With the growth of user generated content and the dwindling relevance of search results, people will gradually shift their trust from large aggregators like Google, Microsoft and Yahoo, and move to searching and finding content at specific locations and, eventually, creating and integrating their own content hub into the rest of their personal digital experience. "People don't realize that everything they do -- on Facebook, Ning, Google and with their credit cards -- is being collected, tracked, analyzed, owned and monetized by these companies who provide (so-called) free services. It's not a healthy model." Says John Faber, COO of af83, a Drupal development house and co-founder of the upcoming DrupalCon.

Enterprises Will Shape the Next Generation of What We've Called "Social Media"

It was easy to forget that enterprises and large institutions are the originators of some of social media's pillars: listservs, forums, intranets and collaboration tools.

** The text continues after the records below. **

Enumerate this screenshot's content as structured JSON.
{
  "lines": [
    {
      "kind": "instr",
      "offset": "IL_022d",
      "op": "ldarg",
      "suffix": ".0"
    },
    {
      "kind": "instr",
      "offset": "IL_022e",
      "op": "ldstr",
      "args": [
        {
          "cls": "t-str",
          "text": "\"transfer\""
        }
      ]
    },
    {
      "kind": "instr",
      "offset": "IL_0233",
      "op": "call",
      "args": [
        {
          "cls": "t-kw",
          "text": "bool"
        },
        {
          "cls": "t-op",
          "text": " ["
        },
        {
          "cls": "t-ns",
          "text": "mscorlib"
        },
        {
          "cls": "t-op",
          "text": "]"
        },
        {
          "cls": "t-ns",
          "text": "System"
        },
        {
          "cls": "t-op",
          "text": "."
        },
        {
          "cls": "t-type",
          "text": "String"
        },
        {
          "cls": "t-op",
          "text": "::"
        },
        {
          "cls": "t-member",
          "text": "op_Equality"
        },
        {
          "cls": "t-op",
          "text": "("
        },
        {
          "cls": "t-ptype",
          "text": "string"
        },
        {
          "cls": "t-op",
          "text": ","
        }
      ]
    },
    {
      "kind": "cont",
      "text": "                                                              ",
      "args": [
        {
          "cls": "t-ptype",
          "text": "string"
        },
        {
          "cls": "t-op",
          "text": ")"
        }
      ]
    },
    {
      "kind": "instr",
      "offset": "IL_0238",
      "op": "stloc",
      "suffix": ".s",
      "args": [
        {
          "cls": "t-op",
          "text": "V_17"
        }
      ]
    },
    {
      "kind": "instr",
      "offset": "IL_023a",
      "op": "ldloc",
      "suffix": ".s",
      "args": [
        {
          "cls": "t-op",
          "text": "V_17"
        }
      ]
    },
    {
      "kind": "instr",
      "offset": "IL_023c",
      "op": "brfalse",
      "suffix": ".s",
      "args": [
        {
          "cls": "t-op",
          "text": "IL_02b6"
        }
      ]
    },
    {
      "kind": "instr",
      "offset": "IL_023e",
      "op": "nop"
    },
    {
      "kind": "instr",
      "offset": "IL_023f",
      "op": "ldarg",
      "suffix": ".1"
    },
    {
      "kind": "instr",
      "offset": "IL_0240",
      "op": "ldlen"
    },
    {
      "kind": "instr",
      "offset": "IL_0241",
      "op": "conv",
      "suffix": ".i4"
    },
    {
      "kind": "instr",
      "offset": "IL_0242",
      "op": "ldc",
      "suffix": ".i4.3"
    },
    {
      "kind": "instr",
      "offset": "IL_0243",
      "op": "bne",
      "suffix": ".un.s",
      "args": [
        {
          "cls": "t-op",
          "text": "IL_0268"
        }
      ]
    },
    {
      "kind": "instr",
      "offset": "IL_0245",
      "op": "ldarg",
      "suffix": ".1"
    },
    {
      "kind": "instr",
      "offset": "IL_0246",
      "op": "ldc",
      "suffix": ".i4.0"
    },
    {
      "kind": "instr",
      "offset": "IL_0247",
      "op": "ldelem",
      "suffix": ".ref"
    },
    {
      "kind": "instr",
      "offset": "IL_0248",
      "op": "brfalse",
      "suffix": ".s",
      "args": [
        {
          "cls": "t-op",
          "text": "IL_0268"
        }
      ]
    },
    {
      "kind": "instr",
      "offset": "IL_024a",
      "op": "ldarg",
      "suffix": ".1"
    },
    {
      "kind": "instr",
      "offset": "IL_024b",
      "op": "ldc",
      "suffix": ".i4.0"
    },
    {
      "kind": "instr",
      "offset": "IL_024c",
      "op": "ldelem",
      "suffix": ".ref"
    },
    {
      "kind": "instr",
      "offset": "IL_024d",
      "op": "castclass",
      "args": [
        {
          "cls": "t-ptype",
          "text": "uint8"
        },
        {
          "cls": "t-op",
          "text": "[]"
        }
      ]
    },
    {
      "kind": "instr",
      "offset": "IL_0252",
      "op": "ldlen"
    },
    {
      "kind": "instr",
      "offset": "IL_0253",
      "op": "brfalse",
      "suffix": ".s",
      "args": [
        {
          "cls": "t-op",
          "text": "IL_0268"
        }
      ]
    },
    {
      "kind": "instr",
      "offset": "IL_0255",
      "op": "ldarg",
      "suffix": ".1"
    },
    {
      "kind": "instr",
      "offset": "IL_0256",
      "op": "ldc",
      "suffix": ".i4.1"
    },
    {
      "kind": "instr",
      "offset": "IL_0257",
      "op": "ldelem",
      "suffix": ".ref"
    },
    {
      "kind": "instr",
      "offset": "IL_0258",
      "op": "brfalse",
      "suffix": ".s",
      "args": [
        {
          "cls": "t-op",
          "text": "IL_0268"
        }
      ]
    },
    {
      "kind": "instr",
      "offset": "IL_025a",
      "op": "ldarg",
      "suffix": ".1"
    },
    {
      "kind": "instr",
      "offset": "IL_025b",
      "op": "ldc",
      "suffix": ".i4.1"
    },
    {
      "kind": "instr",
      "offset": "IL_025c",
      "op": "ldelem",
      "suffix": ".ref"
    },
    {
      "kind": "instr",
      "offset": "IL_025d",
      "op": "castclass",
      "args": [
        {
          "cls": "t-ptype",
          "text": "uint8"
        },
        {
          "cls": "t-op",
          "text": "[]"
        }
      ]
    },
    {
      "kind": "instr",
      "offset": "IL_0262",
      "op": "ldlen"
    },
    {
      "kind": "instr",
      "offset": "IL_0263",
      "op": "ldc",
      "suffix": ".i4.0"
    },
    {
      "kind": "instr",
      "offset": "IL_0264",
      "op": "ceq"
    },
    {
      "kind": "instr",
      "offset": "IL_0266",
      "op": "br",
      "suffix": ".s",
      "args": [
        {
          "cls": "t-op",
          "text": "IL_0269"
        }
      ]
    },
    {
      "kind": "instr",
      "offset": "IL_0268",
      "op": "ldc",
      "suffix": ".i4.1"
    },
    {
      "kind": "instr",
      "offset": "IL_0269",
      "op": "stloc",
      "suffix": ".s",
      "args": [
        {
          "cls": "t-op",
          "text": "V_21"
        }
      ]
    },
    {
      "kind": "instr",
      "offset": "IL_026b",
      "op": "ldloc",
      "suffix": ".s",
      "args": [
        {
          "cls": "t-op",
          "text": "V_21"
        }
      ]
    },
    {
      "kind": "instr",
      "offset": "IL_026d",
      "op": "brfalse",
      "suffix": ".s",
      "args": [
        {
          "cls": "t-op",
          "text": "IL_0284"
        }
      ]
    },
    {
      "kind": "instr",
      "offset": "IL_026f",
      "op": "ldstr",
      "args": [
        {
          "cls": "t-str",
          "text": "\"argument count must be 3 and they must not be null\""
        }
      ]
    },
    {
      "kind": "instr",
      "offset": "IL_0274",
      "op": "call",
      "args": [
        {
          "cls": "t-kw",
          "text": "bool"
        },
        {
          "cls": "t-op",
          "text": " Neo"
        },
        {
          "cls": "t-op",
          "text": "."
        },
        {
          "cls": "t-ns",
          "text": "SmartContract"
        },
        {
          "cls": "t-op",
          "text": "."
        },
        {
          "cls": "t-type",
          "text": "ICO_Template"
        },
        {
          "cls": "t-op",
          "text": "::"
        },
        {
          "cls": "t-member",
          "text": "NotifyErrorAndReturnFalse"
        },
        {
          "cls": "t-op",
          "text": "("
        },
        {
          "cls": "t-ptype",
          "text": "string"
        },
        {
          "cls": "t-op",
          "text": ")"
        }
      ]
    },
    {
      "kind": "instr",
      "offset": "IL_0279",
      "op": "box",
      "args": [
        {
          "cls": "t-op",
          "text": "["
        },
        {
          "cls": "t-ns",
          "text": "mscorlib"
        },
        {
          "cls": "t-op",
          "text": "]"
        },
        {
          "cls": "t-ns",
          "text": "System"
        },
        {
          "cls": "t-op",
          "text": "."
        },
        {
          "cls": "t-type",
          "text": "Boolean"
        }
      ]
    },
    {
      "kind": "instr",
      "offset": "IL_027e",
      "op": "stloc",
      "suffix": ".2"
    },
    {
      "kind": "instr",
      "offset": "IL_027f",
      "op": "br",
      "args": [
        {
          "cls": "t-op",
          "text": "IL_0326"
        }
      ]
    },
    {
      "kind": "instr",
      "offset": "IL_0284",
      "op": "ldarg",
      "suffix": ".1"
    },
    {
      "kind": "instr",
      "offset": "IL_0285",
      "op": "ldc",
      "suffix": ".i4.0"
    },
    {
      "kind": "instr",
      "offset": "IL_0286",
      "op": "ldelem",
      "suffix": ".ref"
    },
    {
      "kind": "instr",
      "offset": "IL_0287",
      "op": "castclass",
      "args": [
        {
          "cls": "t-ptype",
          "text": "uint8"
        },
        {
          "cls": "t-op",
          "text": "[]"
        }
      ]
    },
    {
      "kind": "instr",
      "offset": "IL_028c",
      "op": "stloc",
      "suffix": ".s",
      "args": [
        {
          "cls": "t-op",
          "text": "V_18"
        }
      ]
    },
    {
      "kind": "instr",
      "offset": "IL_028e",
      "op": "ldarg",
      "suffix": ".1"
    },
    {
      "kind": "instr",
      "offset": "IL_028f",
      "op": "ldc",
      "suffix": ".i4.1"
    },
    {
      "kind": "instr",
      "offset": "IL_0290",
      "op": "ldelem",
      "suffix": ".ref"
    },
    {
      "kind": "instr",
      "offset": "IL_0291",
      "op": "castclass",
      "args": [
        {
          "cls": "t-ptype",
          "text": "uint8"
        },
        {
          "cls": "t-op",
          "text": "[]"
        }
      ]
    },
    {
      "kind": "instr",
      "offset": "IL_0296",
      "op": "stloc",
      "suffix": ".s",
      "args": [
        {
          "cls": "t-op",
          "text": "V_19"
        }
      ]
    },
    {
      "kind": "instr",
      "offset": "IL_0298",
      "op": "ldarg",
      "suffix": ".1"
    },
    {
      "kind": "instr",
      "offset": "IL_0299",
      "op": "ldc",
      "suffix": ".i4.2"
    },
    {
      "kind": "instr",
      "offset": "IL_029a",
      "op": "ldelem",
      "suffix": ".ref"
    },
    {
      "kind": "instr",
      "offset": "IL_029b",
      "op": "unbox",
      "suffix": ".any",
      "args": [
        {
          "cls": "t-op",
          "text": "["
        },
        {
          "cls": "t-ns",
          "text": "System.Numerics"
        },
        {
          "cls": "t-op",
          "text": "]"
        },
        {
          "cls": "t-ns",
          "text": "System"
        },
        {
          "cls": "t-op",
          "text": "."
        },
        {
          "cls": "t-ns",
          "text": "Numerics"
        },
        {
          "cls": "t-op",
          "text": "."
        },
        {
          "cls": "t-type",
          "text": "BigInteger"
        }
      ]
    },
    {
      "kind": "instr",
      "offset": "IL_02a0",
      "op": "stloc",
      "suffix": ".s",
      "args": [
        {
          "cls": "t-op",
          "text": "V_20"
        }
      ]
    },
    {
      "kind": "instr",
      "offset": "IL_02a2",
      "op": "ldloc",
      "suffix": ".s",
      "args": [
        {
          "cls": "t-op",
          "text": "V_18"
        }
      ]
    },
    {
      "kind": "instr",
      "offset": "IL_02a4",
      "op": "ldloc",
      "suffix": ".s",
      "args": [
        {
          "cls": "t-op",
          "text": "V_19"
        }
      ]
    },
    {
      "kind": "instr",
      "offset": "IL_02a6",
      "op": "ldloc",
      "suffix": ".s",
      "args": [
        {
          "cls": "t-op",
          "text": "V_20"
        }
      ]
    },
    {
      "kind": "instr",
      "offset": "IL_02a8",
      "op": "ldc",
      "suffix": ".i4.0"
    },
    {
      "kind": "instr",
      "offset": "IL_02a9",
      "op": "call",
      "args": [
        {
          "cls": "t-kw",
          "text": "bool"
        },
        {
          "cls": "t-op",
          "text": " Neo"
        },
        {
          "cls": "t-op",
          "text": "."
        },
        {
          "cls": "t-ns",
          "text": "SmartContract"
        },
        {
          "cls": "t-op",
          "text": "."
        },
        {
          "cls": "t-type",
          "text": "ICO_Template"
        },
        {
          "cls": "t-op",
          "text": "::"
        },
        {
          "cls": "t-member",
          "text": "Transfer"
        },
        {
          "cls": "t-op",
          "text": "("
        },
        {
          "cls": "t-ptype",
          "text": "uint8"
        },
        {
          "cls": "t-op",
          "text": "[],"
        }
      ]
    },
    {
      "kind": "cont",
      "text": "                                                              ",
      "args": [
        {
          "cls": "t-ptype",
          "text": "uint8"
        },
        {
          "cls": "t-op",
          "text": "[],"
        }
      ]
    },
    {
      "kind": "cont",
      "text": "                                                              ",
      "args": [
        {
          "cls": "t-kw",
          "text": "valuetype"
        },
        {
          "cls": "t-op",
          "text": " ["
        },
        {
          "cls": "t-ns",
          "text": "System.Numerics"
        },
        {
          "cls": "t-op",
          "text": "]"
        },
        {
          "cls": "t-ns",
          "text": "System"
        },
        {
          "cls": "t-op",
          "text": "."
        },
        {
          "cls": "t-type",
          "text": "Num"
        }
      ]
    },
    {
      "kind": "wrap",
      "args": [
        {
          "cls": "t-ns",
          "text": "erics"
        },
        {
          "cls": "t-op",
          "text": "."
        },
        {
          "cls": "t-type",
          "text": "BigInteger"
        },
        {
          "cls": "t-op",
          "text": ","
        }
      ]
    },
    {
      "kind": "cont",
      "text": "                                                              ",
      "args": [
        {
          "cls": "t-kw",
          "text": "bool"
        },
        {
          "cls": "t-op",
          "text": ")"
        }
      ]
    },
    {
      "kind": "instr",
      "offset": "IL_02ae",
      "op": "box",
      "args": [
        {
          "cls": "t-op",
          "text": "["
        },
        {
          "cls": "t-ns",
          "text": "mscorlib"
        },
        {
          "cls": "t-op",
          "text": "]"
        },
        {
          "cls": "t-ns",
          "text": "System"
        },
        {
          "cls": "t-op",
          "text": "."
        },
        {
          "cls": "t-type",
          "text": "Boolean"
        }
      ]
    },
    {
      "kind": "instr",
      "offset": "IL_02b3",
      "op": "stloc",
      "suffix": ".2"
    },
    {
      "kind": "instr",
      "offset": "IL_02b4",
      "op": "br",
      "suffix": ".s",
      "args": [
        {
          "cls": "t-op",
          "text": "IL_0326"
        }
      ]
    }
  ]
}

As social media became a public domain, enterprises have been cautious participants, predominantly in the product space, with few visionary leaders like Zappos, IBM and Dell. But cautionary they are no more. With a reported average of 25% increase in funds allocation toward social media activities, in 2010 we will see a surge in adoption of social media across product, services and solutions companies.

Having the need and the funds, enterprises will determine the next generation of social experiences. They will push enhancements that meet their needs, specifically around monitoring, automation, alignment with the sales cycle and integration with existing systems, expanding social "media" to encompass the ecosystem of social computing across solutions, and making them actionable for the company. Jive, blueKiwi, Remindo and Sharepoint support companies internally. Most recently, released Chatter, designed to turn the corporation, and CRM, social. With its APIs opening later this year, "Chatter can become a new layer over its Force platform, already being used by 68,000 customers, enabling companies and developers to leverage the Salesforce infrastructure in a secure environment," said Bruce Francis, VP corporate strategy

Thanks, RRW: